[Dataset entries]
● ● ● ●
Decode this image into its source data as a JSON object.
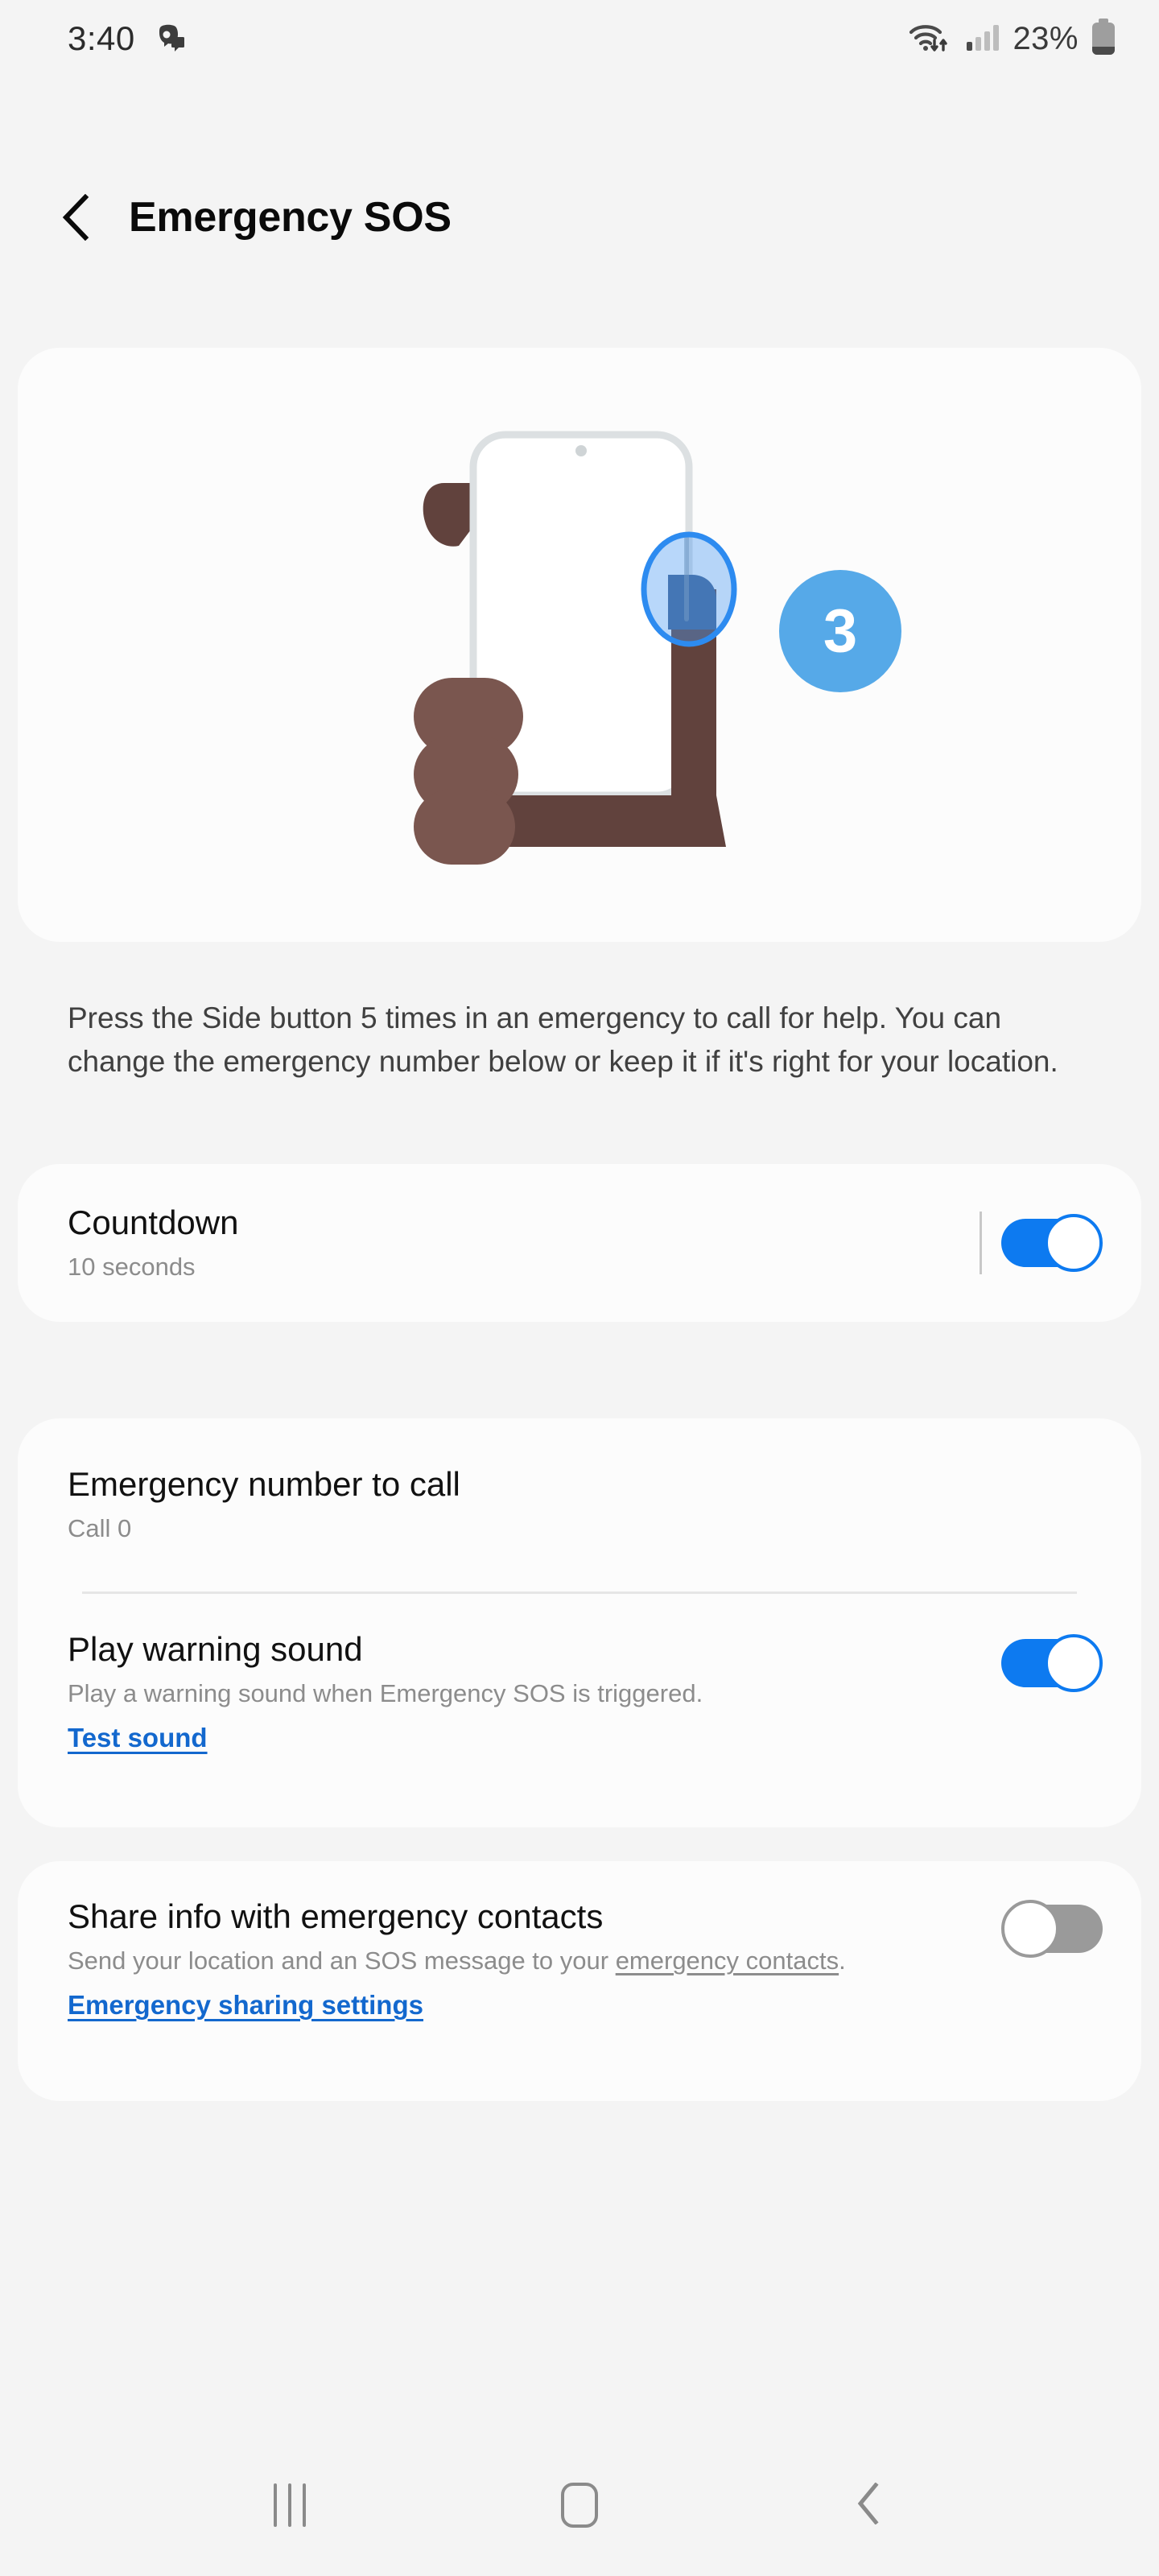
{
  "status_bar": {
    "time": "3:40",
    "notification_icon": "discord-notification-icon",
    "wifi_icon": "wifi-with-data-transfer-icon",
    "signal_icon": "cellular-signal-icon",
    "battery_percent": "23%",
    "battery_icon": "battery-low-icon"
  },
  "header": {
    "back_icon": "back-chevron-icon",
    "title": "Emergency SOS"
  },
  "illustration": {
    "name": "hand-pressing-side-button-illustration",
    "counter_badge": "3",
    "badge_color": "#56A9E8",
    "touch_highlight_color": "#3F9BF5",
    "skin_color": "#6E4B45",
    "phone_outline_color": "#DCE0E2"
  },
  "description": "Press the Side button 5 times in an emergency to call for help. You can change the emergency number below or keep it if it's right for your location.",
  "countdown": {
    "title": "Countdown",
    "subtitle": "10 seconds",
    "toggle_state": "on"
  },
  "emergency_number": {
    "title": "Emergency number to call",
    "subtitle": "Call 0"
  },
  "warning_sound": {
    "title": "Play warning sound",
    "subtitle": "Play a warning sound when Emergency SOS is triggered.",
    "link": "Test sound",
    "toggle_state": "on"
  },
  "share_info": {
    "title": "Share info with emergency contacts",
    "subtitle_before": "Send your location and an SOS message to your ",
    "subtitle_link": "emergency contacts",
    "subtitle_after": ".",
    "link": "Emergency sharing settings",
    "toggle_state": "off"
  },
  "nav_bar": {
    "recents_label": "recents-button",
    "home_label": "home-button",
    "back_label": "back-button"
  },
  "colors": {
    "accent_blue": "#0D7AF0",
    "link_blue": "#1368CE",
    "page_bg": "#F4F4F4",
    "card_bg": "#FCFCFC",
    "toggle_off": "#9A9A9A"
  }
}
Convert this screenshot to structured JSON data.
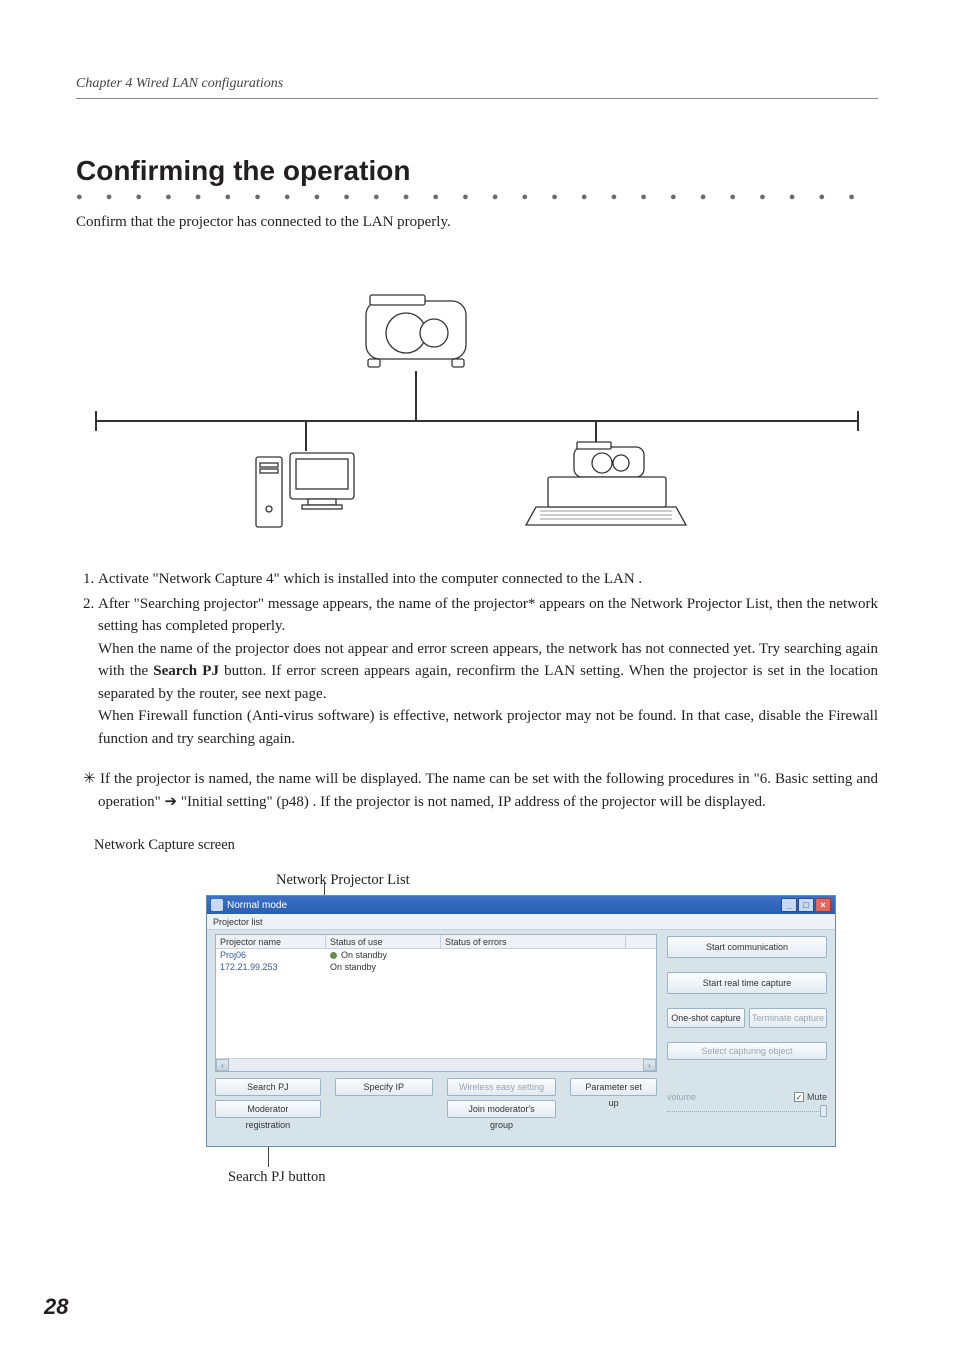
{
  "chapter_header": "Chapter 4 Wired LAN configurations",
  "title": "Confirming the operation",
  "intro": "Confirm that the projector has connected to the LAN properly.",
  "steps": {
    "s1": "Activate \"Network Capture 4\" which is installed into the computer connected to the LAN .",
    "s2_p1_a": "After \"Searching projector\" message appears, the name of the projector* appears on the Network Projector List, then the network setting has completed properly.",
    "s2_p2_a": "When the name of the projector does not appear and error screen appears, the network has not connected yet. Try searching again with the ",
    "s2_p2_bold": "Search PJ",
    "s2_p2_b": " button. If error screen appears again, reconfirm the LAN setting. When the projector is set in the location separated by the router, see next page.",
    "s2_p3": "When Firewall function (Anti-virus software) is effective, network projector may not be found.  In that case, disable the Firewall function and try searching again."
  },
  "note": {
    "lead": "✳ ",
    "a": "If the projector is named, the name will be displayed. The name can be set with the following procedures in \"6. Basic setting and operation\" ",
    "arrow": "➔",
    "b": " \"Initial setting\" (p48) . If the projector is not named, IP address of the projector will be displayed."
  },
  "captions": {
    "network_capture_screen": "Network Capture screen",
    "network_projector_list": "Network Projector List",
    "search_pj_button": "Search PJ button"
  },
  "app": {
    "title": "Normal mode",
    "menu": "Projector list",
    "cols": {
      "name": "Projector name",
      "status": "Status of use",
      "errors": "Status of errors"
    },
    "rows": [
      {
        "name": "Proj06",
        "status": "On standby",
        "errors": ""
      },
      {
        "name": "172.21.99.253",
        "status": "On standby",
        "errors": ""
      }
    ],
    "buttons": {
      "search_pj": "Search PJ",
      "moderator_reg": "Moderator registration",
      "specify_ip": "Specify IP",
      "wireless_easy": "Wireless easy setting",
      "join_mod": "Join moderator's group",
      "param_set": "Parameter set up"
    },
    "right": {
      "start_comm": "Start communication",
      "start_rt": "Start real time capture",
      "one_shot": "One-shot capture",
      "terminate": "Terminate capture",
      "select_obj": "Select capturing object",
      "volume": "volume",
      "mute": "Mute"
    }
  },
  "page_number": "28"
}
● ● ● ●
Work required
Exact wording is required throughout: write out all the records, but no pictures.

Exercise output
Decode this image into its source data as a JSON object.
{
  "status_bar": {
    "time": "3:40",
    "notification_icon": "discord-notification-icon",
    "wifi_icon": "wifi-with-data-transfer-icon",
    "signal_icon": "cellular-signal-icon",
    "battery_percent": "23%",
    "battery_icon": "battery-low-icon"
  },
  "header": {
    "back_icon": "back-chevron-icon",
    "title": "Emergency SOS"
  },
  "illustration": {
    "name": "hand-pressing-side-button-illustration",
    "counter_badge": "3",
    "badge_color": "#56A9E8",
    "touch_highlight_color": "#3F9BF5",
    "skin_color": "#6E4B45",
    "phone_outline_color": "#DCE0E2"
  },
  "description": "Press the Side button 5 times in an emergency to call for help. You can change the emergency number below or keep it if it's right for your location.",
  "countdown": {
    "title": "Countdown",
    "subtitle": "10 seconds",
    "toggle_state": "on"
  },
  "emergency_number": {
    "title": "Emergency number to call",
    "subtitle": "Call 0"
  },
  "warning_sound": {
    "title": "Play warning sound",
    "subtitle": "Play a warning sound when Emergency SOS is triggered.",
    "link": "Test sound",
    "toggle_state": "on"
  },
  "share_info": {
    "title": "Share info with emergency contacts",
    "subtitle_before": "Send your location and an SOS message to your ",
    "subtitle_link": "emergency contacts",
    "subtitle_after": ".",
    "link": "Emergency sharing settings",
    "toggle_state": "off"
  },
  "nav_bar": {
    "recents_label": "recents-button",
    "home_label": "home-button",
    "back_label": "back-button"
  },
  "colors": {
    "accent_blue": "#0D7AF0",
    "link_blue": "#1368CE",
    "page_bg": "#F4F4F4",
    "card_bg": "#FCFCFC",
    "toggle_off": "#9A9A9A"
  }
}
Convert this screenshot to structured JSON data.
{
  "chapter_header": "Chapter 4 Wired LAN configurations",
  "title": "Confirming the operation",
  "intro": "Confirm that the projector has connected to the LAN properly.",
  "steps": {
    "s1": "Activate \"Network Capture 4\" which is installed into the computer connected to the LAN .",
    "s2_p1_a": "After \"Searching projector\" message appears, the name of the projector* appears on the Network Projector List, then the network setting has completed properly.",
    "s2_p2_a": "When the name of the projector does not appear and error screen appears, the network has not connected yet. Try searching again with the ",
    "s2_p2_bold": "Search PJ",
    "s2_p2_b": " button. If error screen appears again, reconfirm the LAN setting. When the projector is set in the location separated by the router, see next page.",
    "s2_p3": "When Firewall function (Anti-virus software) is effective, network projector may not be found.  In that case, disable the Firewall function and try searching again."
  },
  "note": {
    "lead": "✳ ",
    "a": "If the projector is named, the name will be displayed. The name can be set with the following procedures in \"6. Basic setting and operation\" ",
    "arrow": "➔",
    "b": " \"Initial setting\" (p48) . If the projector is not named, IP address of the projector will be displayed."
  },
  "captions": {
    "network_capture_screen": "Network Capture screen",
    "network_projector_list": "Network Projector List",
    "search_pj_button": "Search PJ button"
  },
  "app": {
    "title": "Normal mode",
    "menu": "Projector list",
    "cols": {
      "name": "Projector name",
      "status": "Status of use",
      "errors": "Status of errors"
    },
    "rows": [
      {
        "name": "Proj06",
        "status": "On standby",
        "errors": ""
      },
      {
        "name": "172.21.99.253",
        "status": "On standby",
        "errors": ""
      }
    ],
    "buttons": {
      "search_pj": "Search PJ",
      "moderator_reg": "Moderator registration",
      "specify_ip": "Specify IP",
      "wireless_easy": "Wireless easy setting",
      "join_mod": "Join moderator's group",
      "param_set": "Parameter set up"
    },
    "right": {
      "start_comm": "Start communication",
      "start_rt": "Start real time capture",
      "one_shot": "One-shot capture",
      "terminate": "Terminate capture",
      "select_obj": "Select capturing object",
      "volume": "volume",
      "mute": "Mute"
    }
  },
  "page_number": "28"
}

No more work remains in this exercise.